authorised agents of the Bank of Thailand.
Generally, the charging of interest on interest is
prohibited except where the lender and borrower have agreed
that interest due for not less than one year will be added to
the capital and the whole will bear interest.
Certain documents must be executed in the Thai language,
such as mortgages. The consent of the BOI is required to
mortgage machinery which was imported under duty exemption or
reduction, and land which has been acquired by a majority
foreign-owned promoted company with BOI consent.
The assets of state enterprises are immune from execution in
Thailand. Thai law is silent on the legal effect of a
submission to the non-exclusive jurisdiction of foreign courts,
waivers of objections to venue, and judgement currency
The appointment of an agent may be revoked. The ceiling on
interest on foreign loans is 20% per year.
A choice of foreign law will be recognised, but only to the
extent to which the law chosen is proved to the satisfaction of
the court, and is not contrary to the public order or good
morals of the people of Thailand. A judgment of a foreign court
is not enforceable in Thailand, but is admissible in evidence
in legal proceedings in Thailand. A foreign arbitration award
is enforceable, subject to defences in under the Arbitration

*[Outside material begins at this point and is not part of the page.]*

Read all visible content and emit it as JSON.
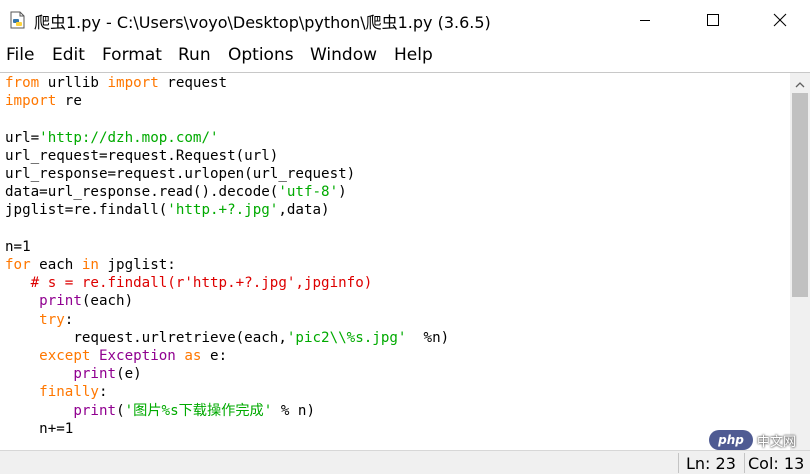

A money debt expressed in a foreign currency may be paid in
Baht. The enforceability of pledges of bank accounts,
and judgment currency indemnities, are uncertain.
Thai courts have power to award legal fees and costs in
their discretion, subject to ceilings in the Civil Procedure
Code. The enforceability of covenants to reimburse legal fees
is uncertain. The Act on Unfair Contract Terms give Thai courts
broad authority to invalidate unreasonable contractual
provisions under certain circumstances.
Finally, the use of arbitration in contracts including
finance documents with state companies must be approved by the
The security available under Thai law and documentation
associated with project financing have become well-understood
by large foreign lenders to Thai projects. Nevertheless, it is
strongly recommended that term sheets for proposed project
financings spell out the elements of the security package in
detail, in order to avoid misunderstanding at later stages,
particularly in financings which include foreign lenders who
have not had any past experience in Thai project
Thong-ek Law Offices
Albert Chandler is the founder of Chandler & Thong-ek
Law Offices, which was established in 1974. He has been
practicing business law in Bangkok, Thailand since 1969,
specialising in business law, energy law, international
transactions, project financing and investment projects.
Chandler's energy sector experience includes advice to
eight gas-fired power projects in Thailand, six Lao PDR
hydroelectric power project financings, and five
coal-fired power projects in Thailand. He represented PTT
and its subsidiaries on the Trans Thailand-Malaysia
He also acted as mineral law and policy adviser to the
Government of Nepal under the World Bank (1982-2007),
under UNDP to the Philippines on mining legislation
(1988-1990), and to Vietnam on petroleum legislation
(1989-1990). He has been a special lecturer at the
Faculty of Law, Chulalongkorn University, since 1987. In
2010 Chandler introduced the first Chula LLM oil &
gas law training courses attended by government and
private sector representatives.
In 1995, he co-founded the law practice Myanmar Legal
Services. He holds a BS degree in mining engineering from
University of California at Berkeley, and LLB from
Harvard Law School.